Those who seek holiness for the sake of being seen as holy have already received their reward. Today's traditional Gospel reading from Matthew is a reminder to us that greater than our desire to escape our sins is our desire to be loved by others. So deep is our need for intimacy, for the love that makes us fully human, that we can and do 'pretend' to be holy under the pretext of knowing that people love us more for our virtues than for our sins. But of course, this is the way of human love not divine love. Human loves starts from the outside and moves in. The divine love revealed through the suffering and death of Jesus is the opposite - it heals from the inside out, and is more interested in the sinner than in 99 righteous people who have no need of repentance. The Gospel for today reminds us that being ready to receive the love revealed and celebrated at its highest point during the Easter triduum requires mostly 'hidden' work on our part. Admirable is the disciple who begins Lent with firm resolutions and strict discipline. Indeed it is hard to have a good Lent without these. But the goal of Lent is not to successfully survive harder penances or to outdo your neighbor in piety. Remember that we will not change God's love for us through any sacrifice whatsoever. God is love. He cannot be anything else. He will not love us more if we have a good Lent nor love us less if we have a bad Lent by our own human standards. The prophet Joel assumes in our first reading that we have already given our garments. Now we must rend our hearts as well. Holiness, therefore, will not be measured by the one who prays longer, fasts better or gives the most to the poor - these are a means but not the end. Even the one who prays longer, fasts better or gives the most to the poor can do so in order to win the praise and affection of others, but may still withhold his heart from God. We pray longer, fast better, and give more to the poor not to receive the award of salvation from our neighbors, who do not have the power to save. No, we pray longer, fast better and give more to the poor in silence, so that our Father who sees what is hidden will repay us with the grace of the Easter sacraments. O most merciful Father, who desires not the death of the sinner, but that He might turn back to you and live, grant that we your sinful people may not receive this living water in vain!

The wedding of Thomas and Jayme

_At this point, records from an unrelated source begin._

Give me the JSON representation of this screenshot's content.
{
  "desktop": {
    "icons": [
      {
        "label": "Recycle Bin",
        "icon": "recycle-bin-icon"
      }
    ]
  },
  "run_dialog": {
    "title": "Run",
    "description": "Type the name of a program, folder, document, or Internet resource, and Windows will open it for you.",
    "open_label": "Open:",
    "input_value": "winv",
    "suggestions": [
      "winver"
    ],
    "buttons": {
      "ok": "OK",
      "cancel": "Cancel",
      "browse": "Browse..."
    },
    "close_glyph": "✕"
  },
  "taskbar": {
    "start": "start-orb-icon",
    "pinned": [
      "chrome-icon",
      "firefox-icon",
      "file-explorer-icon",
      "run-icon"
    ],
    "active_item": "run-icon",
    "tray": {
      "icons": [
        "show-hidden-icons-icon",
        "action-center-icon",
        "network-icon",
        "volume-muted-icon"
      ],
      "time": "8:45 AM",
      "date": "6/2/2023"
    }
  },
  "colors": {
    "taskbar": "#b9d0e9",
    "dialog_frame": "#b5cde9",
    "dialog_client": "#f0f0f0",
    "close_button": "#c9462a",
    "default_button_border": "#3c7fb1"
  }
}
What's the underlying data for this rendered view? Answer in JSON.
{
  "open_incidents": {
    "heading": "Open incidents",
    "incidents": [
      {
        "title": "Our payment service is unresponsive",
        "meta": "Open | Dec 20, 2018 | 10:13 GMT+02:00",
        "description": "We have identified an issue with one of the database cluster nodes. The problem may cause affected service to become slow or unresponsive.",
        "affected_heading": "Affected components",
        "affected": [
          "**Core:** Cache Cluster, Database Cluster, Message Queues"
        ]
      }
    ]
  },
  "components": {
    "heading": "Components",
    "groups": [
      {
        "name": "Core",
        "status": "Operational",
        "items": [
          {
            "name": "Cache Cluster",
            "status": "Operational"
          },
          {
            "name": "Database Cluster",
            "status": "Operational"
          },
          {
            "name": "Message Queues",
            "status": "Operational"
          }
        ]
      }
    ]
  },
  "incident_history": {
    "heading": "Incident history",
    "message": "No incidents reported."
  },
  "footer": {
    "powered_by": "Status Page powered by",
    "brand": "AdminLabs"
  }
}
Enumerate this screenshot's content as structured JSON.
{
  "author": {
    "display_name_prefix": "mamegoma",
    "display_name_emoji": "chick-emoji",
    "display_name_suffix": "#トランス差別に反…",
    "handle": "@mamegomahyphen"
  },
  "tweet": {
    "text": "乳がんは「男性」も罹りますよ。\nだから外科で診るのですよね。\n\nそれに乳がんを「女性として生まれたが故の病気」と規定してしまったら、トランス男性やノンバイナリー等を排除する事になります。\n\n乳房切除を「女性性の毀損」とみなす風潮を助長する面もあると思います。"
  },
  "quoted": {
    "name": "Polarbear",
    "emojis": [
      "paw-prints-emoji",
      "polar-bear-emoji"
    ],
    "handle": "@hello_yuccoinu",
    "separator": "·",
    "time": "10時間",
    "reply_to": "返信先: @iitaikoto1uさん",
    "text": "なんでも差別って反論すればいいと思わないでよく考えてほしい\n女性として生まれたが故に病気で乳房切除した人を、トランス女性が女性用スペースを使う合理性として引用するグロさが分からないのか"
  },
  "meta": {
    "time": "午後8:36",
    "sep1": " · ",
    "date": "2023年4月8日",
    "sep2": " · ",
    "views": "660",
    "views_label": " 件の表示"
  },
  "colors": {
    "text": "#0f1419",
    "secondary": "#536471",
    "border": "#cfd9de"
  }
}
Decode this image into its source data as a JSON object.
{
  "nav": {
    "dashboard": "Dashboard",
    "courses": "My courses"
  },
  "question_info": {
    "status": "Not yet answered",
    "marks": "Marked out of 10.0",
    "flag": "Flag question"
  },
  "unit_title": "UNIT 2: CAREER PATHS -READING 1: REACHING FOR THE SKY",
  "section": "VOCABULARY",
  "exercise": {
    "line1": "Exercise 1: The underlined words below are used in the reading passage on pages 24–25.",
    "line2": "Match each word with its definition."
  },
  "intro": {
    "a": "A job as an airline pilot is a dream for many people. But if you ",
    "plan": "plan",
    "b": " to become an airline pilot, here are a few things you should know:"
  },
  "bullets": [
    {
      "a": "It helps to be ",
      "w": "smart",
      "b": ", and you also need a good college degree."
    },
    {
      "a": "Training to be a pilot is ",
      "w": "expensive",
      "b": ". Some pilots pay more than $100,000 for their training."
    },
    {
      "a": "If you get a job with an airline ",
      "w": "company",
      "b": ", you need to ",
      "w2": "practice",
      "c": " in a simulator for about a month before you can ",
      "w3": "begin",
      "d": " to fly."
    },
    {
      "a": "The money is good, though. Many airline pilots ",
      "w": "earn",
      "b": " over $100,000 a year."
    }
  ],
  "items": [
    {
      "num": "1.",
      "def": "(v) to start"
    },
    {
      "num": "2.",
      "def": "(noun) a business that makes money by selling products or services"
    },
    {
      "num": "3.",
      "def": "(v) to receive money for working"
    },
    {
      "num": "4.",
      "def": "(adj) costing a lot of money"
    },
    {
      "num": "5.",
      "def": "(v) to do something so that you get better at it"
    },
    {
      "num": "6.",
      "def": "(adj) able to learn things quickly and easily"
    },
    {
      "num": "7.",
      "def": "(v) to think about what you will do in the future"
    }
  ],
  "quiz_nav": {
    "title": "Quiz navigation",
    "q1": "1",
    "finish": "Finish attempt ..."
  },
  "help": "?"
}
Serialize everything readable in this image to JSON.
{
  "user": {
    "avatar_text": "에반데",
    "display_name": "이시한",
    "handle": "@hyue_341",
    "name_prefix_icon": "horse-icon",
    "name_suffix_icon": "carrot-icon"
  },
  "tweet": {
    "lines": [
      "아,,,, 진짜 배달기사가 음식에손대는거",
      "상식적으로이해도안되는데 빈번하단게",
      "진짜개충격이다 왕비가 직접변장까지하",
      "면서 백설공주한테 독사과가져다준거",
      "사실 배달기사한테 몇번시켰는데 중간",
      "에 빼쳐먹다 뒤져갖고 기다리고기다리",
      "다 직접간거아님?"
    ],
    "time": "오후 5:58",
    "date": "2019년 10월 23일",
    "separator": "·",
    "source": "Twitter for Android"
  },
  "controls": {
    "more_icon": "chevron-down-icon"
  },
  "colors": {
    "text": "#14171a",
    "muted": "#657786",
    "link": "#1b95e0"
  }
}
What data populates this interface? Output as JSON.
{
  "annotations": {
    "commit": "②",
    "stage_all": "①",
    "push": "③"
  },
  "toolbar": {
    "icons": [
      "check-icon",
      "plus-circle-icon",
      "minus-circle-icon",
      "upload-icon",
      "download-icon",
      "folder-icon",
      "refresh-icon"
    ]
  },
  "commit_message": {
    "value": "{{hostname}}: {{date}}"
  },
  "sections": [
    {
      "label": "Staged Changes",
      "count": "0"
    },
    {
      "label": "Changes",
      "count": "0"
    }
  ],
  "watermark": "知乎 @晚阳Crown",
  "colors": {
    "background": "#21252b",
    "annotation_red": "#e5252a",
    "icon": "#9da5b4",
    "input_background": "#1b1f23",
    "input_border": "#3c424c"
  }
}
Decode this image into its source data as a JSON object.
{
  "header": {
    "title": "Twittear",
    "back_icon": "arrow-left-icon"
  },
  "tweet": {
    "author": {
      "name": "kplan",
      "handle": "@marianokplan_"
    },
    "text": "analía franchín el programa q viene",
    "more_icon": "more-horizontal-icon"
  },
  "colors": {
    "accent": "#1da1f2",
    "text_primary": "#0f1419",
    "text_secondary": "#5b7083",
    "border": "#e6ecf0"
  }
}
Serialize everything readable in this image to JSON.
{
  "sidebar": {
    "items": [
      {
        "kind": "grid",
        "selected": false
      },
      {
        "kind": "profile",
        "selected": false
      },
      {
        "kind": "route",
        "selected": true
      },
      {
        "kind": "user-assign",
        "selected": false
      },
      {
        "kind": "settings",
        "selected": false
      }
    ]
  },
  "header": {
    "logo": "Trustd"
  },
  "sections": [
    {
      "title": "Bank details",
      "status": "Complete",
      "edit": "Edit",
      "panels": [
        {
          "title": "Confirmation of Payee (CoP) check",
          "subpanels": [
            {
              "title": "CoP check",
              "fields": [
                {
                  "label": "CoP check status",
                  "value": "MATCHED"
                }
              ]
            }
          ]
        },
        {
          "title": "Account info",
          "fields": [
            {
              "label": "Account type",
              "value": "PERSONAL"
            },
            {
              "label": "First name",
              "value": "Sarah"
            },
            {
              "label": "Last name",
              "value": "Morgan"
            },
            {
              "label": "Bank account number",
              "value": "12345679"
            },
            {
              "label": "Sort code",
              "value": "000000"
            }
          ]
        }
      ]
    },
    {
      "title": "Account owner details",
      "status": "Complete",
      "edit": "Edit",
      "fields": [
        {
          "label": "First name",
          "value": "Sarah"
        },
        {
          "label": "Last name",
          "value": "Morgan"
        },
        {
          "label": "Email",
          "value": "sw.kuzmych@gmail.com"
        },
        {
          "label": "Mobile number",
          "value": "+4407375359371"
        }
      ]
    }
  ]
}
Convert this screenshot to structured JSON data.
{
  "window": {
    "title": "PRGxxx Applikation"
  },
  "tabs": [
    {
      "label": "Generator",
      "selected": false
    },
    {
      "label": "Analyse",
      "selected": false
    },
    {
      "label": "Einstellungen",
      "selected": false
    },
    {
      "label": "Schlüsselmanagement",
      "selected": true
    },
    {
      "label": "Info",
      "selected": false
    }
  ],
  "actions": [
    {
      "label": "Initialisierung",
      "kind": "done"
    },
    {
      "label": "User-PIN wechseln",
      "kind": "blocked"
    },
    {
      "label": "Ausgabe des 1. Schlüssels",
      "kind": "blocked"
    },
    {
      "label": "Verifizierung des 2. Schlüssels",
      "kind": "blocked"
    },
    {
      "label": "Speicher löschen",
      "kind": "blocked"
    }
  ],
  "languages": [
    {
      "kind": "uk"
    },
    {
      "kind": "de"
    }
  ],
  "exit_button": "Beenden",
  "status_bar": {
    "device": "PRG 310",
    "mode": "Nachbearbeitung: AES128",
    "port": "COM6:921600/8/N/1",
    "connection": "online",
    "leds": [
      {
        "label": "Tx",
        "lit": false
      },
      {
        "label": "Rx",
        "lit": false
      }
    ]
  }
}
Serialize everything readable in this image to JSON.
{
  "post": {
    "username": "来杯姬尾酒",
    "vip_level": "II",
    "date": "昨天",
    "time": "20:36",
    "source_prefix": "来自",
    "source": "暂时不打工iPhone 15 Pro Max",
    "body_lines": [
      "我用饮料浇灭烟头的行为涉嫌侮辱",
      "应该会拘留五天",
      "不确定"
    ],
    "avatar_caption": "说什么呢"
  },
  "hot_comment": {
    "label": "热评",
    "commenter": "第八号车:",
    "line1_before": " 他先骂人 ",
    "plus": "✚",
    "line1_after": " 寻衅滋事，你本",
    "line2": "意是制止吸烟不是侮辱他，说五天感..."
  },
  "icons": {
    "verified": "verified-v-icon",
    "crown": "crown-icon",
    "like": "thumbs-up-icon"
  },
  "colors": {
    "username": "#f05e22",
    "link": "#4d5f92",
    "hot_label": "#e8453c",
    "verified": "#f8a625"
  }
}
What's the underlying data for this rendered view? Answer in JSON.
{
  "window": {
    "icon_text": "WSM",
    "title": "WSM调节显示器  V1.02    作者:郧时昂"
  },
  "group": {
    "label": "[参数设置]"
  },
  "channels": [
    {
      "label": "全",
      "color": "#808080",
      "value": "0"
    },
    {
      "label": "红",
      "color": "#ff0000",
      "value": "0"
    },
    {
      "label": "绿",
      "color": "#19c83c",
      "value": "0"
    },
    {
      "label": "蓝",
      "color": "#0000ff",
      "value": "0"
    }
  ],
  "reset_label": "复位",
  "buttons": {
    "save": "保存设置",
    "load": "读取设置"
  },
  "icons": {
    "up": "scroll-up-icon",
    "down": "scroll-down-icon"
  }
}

The guy in white - my youngest brother Thomas - was married January 5th (my mom's birthday) to Jayme Evans at Sacred Heart Parish in Park, Kansas. This is the same Church where my grandparents and parents were married, a beautiful Gothic Church on the plains of western Kansas. The bald-headed guys are my younger 'bachelor' brothers Rodney and Norman. This was taken before the ceremony, and unfortunately, my oldest brother Chad and brother-in-law James were not in this particular shot. Congratulations to Thomas and Jayme - we all love them and wish them every happiness and blessing. What an extraordinary privilege for me to be able to witness the vows of my youngest brother. What a great Christmas season it was this year! On to many more good things in 2008 - including many men applying to be new seminarians for the Archdiocese of KCK!